Offer electrolytes. Electrolytes, particularly sodium, enhance your horse's thirst drive and help balance his bodily fluids. To restore his electrolyte balance, offer him a bucket of electrolyte-laced water in addition to plain water. Offer electrolytes in a mash (so the salts dissolve evenly in the water) twice on the day after you reach your destination. But beware of adding too much salt, which would increase dehydration if your horse isn't drinking well. If your horse doesn't sweat much during transport, he might not need electrolyte supplementation.

Offer vitamin supplements. Feeding your horse vitamins and antioxidants during and after transport will boost his immune system, which helps him fight disease. Vitamins B, C, and E are especially recommended for the traveling horse. Consult your veterinarian for an optimal supplementation program for your horse.

Is it Colic?

Colic (a digestive disorder) is the number-one horse killer. When you take your horse on trail-riding adventures, his risk of colic goes up, because his diet changes, his appetite is diminished, his water intake is likely to decrease, and he suffers travel stress.
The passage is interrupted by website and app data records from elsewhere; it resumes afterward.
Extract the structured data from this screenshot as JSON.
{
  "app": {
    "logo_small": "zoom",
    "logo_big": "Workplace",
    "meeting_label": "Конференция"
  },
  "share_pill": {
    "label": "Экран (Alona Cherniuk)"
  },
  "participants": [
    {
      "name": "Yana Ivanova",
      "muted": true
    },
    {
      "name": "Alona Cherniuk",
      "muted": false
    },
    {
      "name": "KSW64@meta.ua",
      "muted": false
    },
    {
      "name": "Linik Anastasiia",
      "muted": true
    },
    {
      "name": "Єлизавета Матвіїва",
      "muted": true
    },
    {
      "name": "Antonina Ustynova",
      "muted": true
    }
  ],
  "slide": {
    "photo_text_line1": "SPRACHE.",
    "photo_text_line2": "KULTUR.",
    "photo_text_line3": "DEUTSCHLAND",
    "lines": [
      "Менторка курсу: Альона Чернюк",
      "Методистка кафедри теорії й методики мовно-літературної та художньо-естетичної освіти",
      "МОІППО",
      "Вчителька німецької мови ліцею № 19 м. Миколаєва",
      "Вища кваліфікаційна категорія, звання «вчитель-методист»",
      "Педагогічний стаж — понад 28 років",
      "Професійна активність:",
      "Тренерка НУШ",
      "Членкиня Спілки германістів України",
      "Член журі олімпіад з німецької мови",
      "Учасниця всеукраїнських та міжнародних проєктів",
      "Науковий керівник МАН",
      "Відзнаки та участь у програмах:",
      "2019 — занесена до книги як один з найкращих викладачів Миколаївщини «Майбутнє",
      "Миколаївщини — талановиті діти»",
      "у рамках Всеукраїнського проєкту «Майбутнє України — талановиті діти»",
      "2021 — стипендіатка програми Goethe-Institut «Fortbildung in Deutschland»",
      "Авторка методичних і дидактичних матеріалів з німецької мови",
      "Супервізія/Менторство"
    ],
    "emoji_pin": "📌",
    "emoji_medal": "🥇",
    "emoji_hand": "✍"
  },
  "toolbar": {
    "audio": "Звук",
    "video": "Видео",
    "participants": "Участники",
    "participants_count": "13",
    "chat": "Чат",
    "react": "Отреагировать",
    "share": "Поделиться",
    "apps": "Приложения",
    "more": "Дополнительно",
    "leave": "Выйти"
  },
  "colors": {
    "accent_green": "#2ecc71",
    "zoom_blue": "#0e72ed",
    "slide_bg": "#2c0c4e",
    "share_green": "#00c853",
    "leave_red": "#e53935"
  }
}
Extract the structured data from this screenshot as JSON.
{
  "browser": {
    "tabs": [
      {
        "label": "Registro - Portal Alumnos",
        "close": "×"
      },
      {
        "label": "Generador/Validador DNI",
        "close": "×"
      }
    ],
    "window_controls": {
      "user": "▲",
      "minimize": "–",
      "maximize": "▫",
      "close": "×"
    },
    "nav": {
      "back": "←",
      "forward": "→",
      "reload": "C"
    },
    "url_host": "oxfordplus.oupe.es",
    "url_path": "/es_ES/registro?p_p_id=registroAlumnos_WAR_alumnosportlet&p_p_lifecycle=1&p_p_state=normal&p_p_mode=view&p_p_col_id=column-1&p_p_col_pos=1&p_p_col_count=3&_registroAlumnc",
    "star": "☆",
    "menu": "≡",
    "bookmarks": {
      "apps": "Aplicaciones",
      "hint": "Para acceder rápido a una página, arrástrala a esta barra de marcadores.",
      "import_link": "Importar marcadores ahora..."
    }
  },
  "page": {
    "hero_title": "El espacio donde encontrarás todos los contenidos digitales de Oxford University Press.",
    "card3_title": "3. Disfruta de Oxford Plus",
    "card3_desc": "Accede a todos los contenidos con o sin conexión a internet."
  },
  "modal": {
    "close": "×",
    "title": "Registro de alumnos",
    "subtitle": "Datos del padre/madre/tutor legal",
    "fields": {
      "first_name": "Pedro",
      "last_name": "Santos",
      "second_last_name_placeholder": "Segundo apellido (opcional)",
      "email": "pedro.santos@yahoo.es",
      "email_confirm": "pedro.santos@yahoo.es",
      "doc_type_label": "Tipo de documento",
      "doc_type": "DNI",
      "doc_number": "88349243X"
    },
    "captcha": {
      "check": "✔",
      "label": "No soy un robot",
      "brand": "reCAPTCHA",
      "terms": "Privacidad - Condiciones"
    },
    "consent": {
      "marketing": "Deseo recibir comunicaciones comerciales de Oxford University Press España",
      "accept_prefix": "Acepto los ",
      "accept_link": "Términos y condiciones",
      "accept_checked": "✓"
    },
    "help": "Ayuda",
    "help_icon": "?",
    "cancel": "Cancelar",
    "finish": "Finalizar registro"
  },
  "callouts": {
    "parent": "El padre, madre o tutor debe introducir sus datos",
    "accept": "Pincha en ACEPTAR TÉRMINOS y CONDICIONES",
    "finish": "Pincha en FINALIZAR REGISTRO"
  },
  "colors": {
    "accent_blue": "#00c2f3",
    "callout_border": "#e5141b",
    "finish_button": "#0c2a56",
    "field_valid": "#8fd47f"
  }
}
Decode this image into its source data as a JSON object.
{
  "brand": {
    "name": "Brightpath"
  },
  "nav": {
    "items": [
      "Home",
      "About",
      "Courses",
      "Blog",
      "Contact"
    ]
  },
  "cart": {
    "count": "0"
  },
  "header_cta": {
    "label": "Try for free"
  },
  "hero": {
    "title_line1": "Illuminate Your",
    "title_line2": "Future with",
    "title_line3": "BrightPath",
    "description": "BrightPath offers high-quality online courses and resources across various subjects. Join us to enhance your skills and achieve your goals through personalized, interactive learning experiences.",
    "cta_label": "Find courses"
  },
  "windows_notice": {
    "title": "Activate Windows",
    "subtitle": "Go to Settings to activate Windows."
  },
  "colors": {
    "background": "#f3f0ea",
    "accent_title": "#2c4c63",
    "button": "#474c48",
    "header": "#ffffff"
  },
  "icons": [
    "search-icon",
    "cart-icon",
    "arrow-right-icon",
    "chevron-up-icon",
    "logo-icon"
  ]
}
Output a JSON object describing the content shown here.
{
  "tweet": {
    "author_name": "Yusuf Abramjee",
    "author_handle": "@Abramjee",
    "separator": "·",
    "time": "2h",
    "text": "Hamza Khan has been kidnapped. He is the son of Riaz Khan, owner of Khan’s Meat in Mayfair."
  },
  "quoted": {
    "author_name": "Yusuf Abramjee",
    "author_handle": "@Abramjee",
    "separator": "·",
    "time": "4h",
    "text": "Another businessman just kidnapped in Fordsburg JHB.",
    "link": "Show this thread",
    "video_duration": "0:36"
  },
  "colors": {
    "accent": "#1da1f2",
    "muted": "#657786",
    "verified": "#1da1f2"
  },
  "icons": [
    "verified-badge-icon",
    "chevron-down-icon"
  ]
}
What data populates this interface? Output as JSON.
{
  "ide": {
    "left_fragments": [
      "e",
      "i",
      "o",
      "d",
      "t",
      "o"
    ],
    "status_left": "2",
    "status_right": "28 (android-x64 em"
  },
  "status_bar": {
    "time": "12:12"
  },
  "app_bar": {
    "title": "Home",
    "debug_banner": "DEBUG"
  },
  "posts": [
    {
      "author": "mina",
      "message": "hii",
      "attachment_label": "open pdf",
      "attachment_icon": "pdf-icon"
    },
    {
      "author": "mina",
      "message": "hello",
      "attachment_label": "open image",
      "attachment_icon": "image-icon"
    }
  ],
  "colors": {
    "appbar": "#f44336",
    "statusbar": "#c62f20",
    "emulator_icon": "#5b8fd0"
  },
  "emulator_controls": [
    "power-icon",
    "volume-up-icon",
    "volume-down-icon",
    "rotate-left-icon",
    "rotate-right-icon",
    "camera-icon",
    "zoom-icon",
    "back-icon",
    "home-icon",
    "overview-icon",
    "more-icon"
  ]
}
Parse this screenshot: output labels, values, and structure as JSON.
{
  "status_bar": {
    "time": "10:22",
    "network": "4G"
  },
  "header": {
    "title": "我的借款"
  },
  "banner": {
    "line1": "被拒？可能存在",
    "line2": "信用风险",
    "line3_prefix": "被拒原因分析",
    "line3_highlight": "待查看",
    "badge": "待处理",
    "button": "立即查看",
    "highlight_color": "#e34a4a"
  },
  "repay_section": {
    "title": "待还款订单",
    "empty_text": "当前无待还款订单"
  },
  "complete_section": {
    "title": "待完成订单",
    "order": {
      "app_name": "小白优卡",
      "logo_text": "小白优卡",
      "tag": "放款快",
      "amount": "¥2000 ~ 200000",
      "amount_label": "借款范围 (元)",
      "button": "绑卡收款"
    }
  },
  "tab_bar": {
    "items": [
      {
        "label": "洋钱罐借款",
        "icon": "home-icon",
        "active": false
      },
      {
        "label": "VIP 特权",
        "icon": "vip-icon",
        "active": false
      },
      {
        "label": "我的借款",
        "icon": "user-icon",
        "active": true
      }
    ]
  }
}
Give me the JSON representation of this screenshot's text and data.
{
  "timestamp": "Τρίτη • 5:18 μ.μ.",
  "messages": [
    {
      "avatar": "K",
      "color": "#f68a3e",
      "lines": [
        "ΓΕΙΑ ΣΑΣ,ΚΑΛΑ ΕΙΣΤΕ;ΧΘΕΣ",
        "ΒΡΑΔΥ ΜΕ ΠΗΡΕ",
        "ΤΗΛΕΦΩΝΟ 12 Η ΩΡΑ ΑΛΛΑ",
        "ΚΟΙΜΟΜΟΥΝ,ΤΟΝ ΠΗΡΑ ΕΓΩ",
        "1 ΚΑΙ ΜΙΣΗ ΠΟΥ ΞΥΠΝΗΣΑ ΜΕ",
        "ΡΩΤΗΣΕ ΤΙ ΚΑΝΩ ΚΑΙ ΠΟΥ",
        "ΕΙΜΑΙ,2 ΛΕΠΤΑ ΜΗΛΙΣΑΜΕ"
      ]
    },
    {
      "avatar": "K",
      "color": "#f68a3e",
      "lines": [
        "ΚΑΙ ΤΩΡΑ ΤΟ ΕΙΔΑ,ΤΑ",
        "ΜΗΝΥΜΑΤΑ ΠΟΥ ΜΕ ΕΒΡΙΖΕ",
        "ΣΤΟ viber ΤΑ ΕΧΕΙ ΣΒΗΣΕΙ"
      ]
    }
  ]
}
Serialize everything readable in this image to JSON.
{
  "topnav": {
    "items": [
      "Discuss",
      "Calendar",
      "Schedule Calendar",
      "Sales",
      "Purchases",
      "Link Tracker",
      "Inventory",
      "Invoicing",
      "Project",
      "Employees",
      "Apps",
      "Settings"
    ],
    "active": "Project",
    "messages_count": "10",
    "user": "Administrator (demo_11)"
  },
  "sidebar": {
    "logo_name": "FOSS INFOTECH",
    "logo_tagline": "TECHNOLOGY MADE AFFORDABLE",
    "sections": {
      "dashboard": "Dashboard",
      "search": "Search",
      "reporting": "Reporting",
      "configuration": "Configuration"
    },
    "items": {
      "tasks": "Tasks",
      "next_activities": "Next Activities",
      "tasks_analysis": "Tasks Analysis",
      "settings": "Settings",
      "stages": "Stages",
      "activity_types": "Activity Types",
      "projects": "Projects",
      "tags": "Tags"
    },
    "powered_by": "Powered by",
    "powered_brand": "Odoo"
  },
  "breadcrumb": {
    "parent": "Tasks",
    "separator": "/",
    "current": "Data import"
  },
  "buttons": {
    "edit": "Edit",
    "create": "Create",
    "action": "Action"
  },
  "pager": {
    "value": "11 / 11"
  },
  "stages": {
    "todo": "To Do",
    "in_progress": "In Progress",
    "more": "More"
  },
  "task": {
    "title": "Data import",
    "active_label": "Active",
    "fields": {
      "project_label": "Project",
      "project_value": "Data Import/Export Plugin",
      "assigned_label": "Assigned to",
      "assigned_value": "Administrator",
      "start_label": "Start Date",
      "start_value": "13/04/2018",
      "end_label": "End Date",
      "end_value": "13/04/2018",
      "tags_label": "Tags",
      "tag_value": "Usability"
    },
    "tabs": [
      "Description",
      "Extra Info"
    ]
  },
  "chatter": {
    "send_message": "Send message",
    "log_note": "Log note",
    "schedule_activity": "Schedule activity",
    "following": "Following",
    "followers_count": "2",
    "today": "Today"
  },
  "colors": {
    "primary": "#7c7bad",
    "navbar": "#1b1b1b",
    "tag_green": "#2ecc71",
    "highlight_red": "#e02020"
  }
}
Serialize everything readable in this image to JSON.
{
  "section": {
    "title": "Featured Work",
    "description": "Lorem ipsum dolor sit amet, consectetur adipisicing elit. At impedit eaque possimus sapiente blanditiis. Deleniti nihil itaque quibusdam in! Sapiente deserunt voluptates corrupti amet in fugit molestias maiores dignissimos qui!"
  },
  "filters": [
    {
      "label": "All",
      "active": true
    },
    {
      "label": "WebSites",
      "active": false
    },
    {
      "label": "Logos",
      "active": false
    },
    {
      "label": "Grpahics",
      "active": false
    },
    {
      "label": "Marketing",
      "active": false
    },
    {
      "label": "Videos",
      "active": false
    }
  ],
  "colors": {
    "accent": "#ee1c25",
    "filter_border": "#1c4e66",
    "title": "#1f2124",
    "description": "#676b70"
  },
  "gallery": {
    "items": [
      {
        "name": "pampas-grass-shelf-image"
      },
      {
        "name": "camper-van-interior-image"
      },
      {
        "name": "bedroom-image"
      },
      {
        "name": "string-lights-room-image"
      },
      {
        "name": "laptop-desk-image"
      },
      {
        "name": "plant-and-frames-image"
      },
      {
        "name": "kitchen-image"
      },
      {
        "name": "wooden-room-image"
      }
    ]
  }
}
Suspect colic if your horse doesn't want to eat, or if he's lethargic or depressed. More than a mild colic may elicit obvious signs of pain, such as looking at his flanks, pawing, rolling the upper lip, lying down, and/or rolling on the ground for more than a scratch.

If your horse suffers colic while away from home, first take his vital signs (pulse, respiration, temperature, dehydration, gut sounds, and gum color.) Then longe him at a vigorous trot for 15 to 20 minutes to see whether this relieves gas or an intestinal cramp.

If your horse doesn't improve within an hour, load him in your trailer, and take him to the nearest veterinary clinic. (Locate nearby veterinary resources before you leave.)

Note: Giving medication to your colicky horse can mask serious signs of colic that requires surgery and put his life in jeopardy. It's always better to get medical care as quickly as possible, or call a nearby veterinarian for advice.

Nancy Loving, DVM, of Boulder, Colorado, graduated from Colorado State University-Fort Collins with a special interest in equine sports medicine. After a lifetime of trail riding, she began endurance riding and became an endurance veterinarian at international competitions, as well as a team vet for the United States Endurance Squad. She’s authored hundreds of magazine articles, as well as four books. Her most recent book is All Horse Systems Go:The Horse Owner’s Full-Color Veterinary Care and Conditioning Resource for Modern Performance, Sport and Pleasure Horses.